Leap Day

Leap Day is a day that is added to calendars on leap years. This extra day, which falls on February 29th, makes the year 366 days long instead of the usual 365 days. If this extra day weren’t added, then it wouldn’t take long for the dates on which the four seasons arrive—winter, spring, summer, and fall—to start coming earlier than expected and eventually destroy the integrity of the calendar.

History of Leap Day

Julius Caesar established the first leap day when he created his Julian calendar in 45 BCE. In this calendar, a leap day was added every four years. Leap Day was celebrated on February 24th, and the month of February was the final month of the year.

However, this system was not perfect. With a leap year added every four years, the average Julian calendar year was approximately 365.25 days long. Unfortunately, the time it takes for the Earth to travel around the sun is only 365.24 days.
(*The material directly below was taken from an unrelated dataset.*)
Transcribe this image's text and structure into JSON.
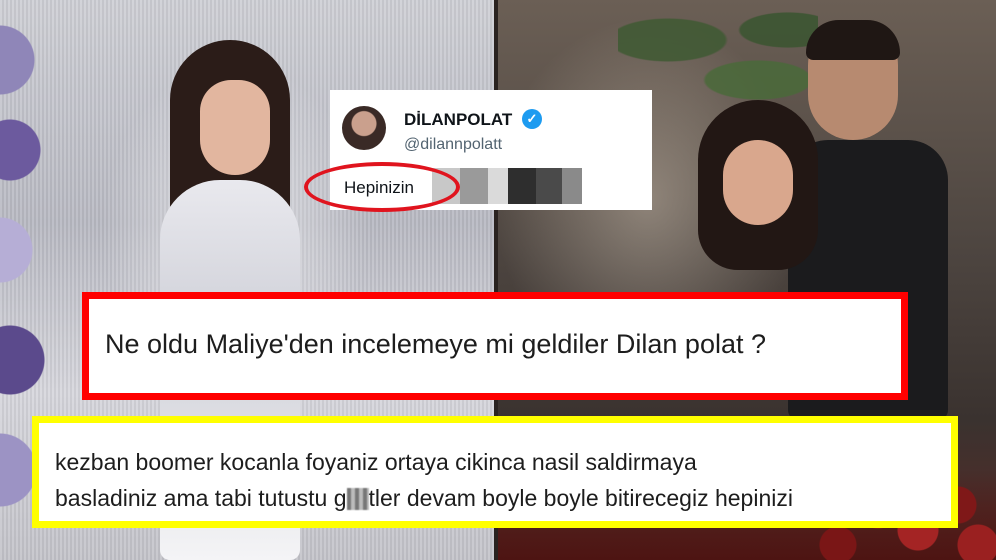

This discrepancy meant that the calendar gained three days every 400 years. This issue was corrected in 1582 when Pope Gregory XIII introduced the Gregorian calendar to the world. This calendar uses a more precise method to calculate leap years than the Julian calendar.

Leap Day Customs & Traditions

There are a variety of Leap Day customs and traditions. For instance, some people who were born on Leap Day calculate their age at one-quarter of their actual age. Therefore, if a person born on Leap Day is 40, they might say they are only really 10 years old.

This custom has been practiced since the 19th century and is prevalent in children’s literature. In Ireland, women were allowed to propose to men on Leap Day, instead of the other way around. This is believed to be a way to balance the traditional roles of men and women.

This tradition occurs in other parts of Europe as well. However, in some places, if a man refuses a marriage proposal on Leap Day, he has to buy the woman 12 pairs of gloves, so she can hide her embarrassment about not having an engagement ring for the next year.

In many places, Leap Day is considered a lucky day. However, in some places, Leap Day is not so lucky. In Scotland, being born on Leap Day is considered very unlucky. In Greece, many people believe it is unlucky to get married on Leap Day.

When is it?
This year (2024)
February 29 Thursday
Culture & History